Dave Eggers

Dave EggersDave Eggers is the author of six books, including Zeitou, a nonfiction account a Syrian-American immigrant and his extraordinary experience during Hurricane Katrina, and What Is the What, a finalist for the 2006 National Book Critics Circle Award about Valentino Achak Deng, a survivor of the civil war in southern Sudan.

Eggers is the founder and editor of McSweeney’s, an independent publishing house based in San Francisco, and the co-founder of 826 Valencia, a nonprofit writing and tutoring center for youth in the Mission District of San Francisco. Local communities have since opened sister 826 centers in Chicago, Los Angeles, Brooklyn, Ann Arbor, Seattle, and DC. In 2004, Eggers taught at the University of California-Berkeley Graduate School of Journalism, and there, with Dr. Lola Vollen, he co-founded Voice of Witness, a series of books using oral history to illuminate human rights crises around the world.


from The Circle

My God, Mae though. It’s heaven.

The campus was vast and rambling, wild with Pacific color, and yet the smallest detail had been carefully considered, shaped by the most eloquent hands. On land that had once been a shipyard, then a drive-in movie theater, then a flea market, then blight, there were now soft green hills and a Calatrava fountain. And a picnic area, with tables arranged in concentric circles. And tennis courts, clay and grass. And a volleyball court, where tiny children form the company’s day care center were running, squealing, weaving like water. Amid all this was a workplace, too, 400 acres of brushed steel and glass on the headquarters of the most influential company in the world. The sky above was spotless and blue.
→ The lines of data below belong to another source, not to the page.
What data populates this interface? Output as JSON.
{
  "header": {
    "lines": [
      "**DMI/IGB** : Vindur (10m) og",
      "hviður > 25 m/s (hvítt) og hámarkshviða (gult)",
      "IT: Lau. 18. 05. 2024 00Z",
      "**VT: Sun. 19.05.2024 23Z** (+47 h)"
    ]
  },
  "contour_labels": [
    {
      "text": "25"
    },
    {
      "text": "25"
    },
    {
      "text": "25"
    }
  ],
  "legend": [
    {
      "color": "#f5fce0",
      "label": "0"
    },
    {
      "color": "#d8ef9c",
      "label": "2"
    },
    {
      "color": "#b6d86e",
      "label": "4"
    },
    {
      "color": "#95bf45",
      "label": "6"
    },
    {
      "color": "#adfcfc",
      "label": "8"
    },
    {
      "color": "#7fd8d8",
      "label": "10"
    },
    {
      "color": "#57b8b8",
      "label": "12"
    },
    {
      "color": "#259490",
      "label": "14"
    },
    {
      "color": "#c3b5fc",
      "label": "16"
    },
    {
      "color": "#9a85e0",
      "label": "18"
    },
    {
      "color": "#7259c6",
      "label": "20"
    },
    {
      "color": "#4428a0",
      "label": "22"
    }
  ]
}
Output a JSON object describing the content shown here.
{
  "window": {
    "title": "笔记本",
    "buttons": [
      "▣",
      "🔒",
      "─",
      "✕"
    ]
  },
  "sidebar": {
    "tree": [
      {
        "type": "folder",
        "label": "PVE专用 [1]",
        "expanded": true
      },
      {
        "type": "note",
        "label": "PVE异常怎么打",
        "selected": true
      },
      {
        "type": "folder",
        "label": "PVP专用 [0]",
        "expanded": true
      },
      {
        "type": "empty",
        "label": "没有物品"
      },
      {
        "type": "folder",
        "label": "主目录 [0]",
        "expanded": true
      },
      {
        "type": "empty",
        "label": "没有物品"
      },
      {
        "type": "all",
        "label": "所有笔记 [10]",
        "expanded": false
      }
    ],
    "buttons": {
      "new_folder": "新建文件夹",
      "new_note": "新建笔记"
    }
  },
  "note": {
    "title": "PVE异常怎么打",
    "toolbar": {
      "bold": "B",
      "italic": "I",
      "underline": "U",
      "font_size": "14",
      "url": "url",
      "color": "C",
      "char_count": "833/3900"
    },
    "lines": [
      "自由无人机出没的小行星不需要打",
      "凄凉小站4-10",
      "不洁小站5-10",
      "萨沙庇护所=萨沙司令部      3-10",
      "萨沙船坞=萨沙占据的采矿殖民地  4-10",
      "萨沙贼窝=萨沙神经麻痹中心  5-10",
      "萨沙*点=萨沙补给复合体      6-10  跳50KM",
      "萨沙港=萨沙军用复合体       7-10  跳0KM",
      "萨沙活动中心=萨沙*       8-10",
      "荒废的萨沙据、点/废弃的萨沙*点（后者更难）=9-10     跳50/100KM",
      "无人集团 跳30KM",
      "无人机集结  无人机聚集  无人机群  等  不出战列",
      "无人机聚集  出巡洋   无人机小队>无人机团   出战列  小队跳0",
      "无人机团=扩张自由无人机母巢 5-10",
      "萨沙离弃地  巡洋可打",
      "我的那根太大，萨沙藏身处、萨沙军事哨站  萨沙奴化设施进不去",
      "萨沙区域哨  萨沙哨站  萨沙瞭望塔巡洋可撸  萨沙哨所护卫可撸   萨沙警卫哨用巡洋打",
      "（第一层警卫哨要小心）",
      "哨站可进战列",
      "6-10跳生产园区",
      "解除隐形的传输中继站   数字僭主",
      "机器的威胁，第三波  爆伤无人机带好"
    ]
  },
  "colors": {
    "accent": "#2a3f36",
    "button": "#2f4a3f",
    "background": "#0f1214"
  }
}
Mae was making her way through all of this, walking from the parking lot to the main hall, trying to look as if she belonged. The walkway wound around lemon and orange trees, and its quiet red cobblestones were replaced, occasionally, by tiles imploring messages of inspiration. “Dream,” one said, the word laser-cut into the stone. “Participate,” said another. There were dozens: “Find community.” “Innovate.” “Imagine.” She just missed stepping on the hand of a young man in a gray jumpsuit; he was installing a new stone that said, “Breathe.”

Continue reading in The New York Times Magazine


Links


Media

Literacy, Literature and Democracy | April 7, 2010
Writing Beyond Catastrophe: Literatures and Cultures of National Revival in Post-Katrina America

 

Literacy, Literature and Democracy | April 6, 2010
Dave Eggers in Conversation with Maureen Corrigan and Deborah Tannen